• Shake and Spill
• How Close
• Check It Off

### Required Materials

Materials to Gather

### Required Preparation

• Gather materials from previous centers:
• Shake and Spill, Stages 3–5
• How Close, Stages 1 and 2
• Check It Off, Stages 1–3

### Launch

• Groups of 2
• “Ahora van a escoger un centro de los que ya conocemos” // “Now you are going to choose from centers we have already learned.”
• Display the center choices in the student book.
• “Piensen qué les gustaría hacer” // “Think about what you would like to do.”
• 30 seconds: quiet think time

### Activity

• Invite students to work at the center of their choice.
• 10 minutes: center work time

### Student Facing

Escoge un centro.

Revuelve y saca

Qué tan cerca

Márcalo

### Activity Synthesis

• Display nine red counters and put eight yellow counters under a cup.
• “Mai juega ‘Revuelve y saca’ con 17 fichas. ¿Cuántas fichas amarillas hay debajo del vaso? ¿Cómo lo saben?” // “Mai is playing Shake and Spill with 17 counters. How many yellow counters are under the cup? How do you know?”

## Lesson Synthesis

### Lesson Synthesis

Display a poster with the number 6 and a sticky note to the right of the 6.
“Hoy trabajamos con diferentes representaciones de números de dos dígitos. Este es un número de dos dígitos. Esta nota adhesiva cubre uno de los dígitos del número. ¿El número podría ser 26? ¿Por qué sí o por qué no?” // “Today we worked with different representations of two-digit numbers. This is a two-digit number. This sticky note is covering one of the digits in the number. Could the number be 26? Why or why not?” (No, because the 6 is showing how many tens are in the number, not ones.)

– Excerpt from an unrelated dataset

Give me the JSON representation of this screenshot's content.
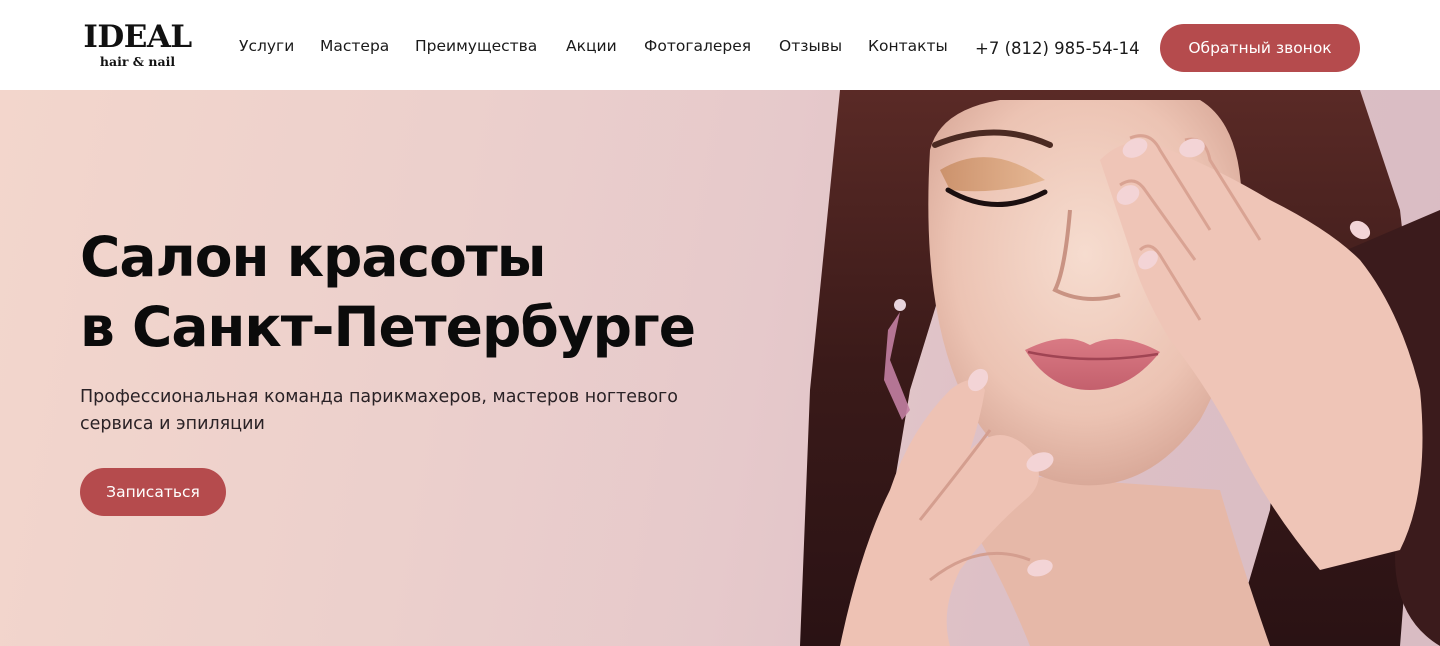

“¿Qué número podría ser este? ¿Cómo lo saben?” // “What number could this be? How do you know?” (It could be any number from 60 to 69 because the number has 6 tens and we don’t know how many ones.)